(above, p. 63) the cry of Aristophanes' chorus of frogs is that of Bana 
esculenta, which is not a speckled, but a green frog. I grant, however, 
that little weight can be put on efforts accurately to describe the voice of 
•frogs.
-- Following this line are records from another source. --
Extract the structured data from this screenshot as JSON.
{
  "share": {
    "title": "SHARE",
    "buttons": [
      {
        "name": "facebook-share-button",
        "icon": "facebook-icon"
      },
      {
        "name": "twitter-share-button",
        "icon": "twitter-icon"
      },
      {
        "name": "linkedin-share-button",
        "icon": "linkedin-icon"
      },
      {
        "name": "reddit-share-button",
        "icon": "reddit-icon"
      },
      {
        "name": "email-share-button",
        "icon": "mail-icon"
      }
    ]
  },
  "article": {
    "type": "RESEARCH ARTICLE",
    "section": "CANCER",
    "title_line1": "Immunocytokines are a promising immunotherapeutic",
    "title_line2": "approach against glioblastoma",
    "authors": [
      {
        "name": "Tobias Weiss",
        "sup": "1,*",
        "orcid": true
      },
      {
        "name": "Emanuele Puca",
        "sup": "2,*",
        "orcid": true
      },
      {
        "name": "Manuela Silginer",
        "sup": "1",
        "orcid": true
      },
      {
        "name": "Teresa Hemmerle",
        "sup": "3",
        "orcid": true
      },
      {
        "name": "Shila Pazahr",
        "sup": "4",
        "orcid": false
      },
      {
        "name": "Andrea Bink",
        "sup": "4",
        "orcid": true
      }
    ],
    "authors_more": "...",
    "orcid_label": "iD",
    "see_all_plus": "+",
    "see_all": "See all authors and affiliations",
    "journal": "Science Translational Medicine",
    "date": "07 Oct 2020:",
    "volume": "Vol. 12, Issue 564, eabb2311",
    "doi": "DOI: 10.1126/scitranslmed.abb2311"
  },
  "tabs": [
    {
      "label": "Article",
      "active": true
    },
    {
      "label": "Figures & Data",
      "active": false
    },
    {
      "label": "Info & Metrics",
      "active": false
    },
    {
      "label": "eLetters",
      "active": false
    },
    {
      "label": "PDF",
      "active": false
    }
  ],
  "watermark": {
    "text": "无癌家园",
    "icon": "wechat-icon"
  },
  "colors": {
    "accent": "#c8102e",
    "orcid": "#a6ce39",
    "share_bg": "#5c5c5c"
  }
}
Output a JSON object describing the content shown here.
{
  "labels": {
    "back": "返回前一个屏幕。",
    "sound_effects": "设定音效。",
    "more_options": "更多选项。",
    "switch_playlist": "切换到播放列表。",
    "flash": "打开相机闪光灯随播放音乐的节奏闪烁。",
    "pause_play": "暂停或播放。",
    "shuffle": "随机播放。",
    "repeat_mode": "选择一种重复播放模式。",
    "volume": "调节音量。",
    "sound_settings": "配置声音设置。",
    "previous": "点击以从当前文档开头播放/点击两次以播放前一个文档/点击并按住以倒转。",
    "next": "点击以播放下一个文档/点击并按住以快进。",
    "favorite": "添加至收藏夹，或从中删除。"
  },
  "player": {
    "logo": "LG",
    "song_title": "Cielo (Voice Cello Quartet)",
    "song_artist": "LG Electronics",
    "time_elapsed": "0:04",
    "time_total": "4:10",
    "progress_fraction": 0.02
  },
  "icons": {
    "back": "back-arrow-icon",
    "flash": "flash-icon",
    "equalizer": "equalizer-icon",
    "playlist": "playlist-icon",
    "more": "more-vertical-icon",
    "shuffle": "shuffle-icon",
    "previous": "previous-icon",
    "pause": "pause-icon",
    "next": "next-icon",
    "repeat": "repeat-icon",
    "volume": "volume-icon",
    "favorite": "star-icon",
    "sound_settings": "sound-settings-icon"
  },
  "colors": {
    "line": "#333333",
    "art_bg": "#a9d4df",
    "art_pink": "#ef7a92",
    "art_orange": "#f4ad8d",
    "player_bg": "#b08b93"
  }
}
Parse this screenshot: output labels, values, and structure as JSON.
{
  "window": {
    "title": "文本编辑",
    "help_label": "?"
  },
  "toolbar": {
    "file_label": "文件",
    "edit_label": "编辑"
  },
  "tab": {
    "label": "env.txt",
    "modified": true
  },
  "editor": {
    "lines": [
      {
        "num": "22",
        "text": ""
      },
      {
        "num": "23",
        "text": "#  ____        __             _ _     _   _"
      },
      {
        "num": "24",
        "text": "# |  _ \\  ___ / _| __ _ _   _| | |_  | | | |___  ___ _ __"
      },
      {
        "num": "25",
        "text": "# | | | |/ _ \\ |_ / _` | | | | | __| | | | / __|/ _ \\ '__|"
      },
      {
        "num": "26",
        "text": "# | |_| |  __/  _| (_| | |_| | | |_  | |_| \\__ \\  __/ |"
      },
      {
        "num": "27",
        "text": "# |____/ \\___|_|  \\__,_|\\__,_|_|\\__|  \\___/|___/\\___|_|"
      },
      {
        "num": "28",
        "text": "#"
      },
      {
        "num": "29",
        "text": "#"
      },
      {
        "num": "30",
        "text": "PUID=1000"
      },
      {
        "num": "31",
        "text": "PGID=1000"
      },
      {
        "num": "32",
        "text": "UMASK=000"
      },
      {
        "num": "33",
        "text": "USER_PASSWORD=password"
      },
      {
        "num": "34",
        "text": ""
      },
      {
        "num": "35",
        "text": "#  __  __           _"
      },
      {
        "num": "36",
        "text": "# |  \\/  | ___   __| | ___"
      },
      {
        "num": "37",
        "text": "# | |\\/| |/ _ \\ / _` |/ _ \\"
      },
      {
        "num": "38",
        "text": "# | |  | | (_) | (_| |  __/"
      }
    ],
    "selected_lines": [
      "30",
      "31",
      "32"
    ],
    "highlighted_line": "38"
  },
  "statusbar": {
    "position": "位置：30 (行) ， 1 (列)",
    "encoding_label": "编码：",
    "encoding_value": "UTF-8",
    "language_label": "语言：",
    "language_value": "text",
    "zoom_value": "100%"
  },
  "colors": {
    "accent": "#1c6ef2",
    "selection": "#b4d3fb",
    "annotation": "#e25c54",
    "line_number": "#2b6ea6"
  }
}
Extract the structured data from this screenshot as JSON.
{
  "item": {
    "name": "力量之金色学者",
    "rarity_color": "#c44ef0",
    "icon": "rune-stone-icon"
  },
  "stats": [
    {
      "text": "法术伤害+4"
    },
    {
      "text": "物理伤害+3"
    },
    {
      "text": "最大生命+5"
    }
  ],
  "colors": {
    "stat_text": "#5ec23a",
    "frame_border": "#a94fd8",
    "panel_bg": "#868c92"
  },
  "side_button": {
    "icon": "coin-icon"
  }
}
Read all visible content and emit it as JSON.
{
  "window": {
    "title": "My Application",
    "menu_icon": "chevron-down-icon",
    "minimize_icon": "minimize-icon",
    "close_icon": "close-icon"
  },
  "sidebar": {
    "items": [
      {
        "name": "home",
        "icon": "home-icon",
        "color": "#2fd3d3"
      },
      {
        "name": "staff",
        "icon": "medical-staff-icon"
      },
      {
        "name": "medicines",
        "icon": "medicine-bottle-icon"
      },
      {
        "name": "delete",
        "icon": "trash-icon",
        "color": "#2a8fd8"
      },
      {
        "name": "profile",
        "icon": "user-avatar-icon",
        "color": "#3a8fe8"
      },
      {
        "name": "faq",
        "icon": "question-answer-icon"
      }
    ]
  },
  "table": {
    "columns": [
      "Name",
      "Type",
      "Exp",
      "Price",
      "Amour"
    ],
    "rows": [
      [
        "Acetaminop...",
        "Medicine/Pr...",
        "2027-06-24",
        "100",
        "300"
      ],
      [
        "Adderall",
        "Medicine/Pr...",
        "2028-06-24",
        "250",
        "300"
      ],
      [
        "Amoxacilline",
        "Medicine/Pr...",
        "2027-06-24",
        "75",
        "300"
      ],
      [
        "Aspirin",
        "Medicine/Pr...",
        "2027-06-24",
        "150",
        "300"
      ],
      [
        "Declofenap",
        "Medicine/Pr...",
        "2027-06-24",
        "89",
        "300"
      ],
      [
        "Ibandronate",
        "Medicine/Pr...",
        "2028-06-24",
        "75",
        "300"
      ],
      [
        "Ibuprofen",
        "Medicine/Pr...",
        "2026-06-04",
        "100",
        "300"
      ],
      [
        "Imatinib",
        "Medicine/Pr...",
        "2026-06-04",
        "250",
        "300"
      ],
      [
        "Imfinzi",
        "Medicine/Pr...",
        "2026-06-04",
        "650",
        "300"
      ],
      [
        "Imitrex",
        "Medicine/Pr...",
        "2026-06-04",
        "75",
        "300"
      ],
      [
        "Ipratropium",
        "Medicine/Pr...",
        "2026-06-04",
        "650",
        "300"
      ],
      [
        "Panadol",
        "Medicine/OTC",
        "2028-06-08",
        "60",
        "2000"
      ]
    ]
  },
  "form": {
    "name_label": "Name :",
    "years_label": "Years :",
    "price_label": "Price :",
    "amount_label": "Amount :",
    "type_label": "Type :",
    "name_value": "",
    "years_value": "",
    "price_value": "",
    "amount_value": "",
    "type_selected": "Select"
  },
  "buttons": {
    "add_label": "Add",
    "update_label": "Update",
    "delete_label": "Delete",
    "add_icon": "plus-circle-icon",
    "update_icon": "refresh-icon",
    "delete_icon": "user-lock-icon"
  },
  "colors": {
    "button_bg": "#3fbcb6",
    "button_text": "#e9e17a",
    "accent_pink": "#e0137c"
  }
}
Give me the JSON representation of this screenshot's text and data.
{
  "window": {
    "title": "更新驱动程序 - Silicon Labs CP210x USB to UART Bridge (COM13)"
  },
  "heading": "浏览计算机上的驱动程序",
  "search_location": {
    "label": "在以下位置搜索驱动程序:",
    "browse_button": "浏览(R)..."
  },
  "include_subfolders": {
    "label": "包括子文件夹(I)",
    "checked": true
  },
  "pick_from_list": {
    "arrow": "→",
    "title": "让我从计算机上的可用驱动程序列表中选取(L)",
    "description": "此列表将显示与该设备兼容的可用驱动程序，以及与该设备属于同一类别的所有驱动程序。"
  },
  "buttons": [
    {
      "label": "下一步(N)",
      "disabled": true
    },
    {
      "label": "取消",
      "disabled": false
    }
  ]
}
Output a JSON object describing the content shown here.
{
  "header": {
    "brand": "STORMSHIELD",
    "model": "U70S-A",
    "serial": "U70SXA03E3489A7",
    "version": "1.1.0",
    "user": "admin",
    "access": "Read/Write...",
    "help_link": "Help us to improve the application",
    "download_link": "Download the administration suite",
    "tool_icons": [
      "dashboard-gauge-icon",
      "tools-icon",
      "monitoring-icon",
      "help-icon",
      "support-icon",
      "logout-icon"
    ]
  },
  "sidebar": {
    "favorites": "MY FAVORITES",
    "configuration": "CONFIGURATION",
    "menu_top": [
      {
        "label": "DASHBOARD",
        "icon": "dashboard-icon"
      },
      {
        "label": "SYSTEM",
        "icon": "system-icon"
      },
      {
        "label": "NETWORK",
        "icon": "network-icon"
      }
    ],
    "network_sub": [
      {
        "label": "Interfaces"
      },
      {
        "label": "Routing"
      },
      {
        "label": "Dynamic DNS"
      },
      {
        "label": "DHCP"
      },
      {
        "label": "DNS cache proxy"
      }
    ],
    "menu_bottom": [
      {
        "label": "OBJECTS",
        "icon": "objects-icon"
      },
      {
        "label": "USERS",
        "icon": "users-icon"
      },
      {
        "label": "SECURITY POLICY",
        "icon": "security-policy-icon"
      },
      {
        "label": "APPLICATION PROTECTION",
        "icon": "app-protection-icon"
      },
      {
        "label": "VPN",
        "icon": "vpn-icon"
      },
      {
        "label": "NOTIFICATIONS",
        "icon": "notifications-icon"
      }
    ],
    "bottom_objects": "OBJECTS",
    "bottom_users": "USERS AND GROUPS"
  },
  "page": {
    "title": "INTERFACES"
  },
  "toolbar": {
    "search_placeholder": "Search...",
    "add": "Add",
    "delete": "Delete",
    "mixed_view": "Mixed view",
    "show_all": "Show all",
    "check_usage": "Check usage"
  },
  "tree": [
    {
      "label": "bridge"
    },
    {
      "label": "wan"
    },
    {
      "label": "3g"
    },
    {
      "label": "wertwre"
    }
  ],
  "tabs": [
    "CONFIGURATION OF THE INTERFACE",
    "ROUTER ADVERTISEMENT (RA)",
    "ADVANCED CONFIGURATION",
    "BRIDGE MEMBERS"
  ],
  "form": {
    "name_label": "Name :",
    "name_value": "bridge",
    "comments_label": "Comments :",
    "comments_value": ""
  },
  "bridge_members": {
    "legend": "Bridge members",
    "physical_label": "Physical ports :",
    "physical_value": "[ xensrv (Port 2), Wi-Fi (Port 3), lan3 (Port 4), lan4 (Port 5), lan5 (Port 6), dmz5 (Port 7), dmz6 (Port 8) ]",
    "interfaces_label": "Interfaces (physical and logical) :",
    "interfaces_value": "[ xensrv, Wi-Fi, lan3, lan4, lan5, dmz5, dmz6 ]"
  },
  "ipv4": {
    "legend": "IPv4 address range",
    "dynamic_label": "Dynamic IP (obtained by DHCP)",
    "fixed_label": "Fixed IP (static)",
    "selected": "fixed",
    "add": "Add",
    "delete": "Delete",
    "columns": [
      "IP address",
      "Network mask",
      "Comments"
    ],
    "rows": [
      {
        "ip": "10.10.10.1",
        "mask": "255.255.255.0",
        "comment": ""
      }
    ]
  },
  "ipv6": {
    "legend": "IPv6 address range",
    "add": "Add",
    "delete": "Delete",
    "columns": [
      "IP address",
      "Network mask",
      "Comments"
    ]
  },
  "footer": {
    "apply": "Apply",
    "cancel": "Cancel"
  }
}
Probably no two modern observers would agree entirely upon a 
phonetic transcription of the voice of any species. 

On the Rig-Yeda 'Frog-hymn' 191 

ecclesiastical 'Stimmungsbrechung' at the end was, as seems 
likely, the production of the author of the remainder of the 
hymn, I submit, nevertheless, that the rishi was not so absorbed 
in the prospects of bakhshish that he could not afford the time 
to observe with patient care the frogs at their play and to 
describe with genuine interest and enthusiasm what he saw. 
Notice, in addition to what has already been said, stanza 5 of our 
hymn: 'When one of them repeats the cry of the other, as a 
student (that) of the teacher, then all that with them is like a 
well-executed 8 lesson, when with a loud voice they croak upon 
the water.' One croaks in one direction, another croaks in 
another direction ; then a whole chorus arises as if a great group 
of students were repeating the words of the teacher. Any one 
who has observed frogs will recognize this as an accurate and 
vivid description. 

Finally, to Bloomfield's evidence of the use of the frog in 
rain-charms may be added a point from the report of ritual 
uses in Lanman's edition of Whitney's translation of the 
Atharva-Veda. AV. 3. 13 is addressed directly to the waters and 
is prescribed in whole or in part for four different purposes: 
to be used with a frog in a ceremony for directing water into a 
certain course (Kausika 40. Iff.); to accompany the conducting, 
in the dgnieayana, of water, reeds, and a frog over the altar-site 
(Vaitana 29. 13) ; to be used by one desiring rain (Commen- 
tary) ; to be employed in a rite for good fortune (Kausika 41. 
14). Here we have in the native employment of one hymn all 
the elements of frog-ritualism except its use as a cure for fever. 

8 Cf. Bloomfleld, p. 174 and note.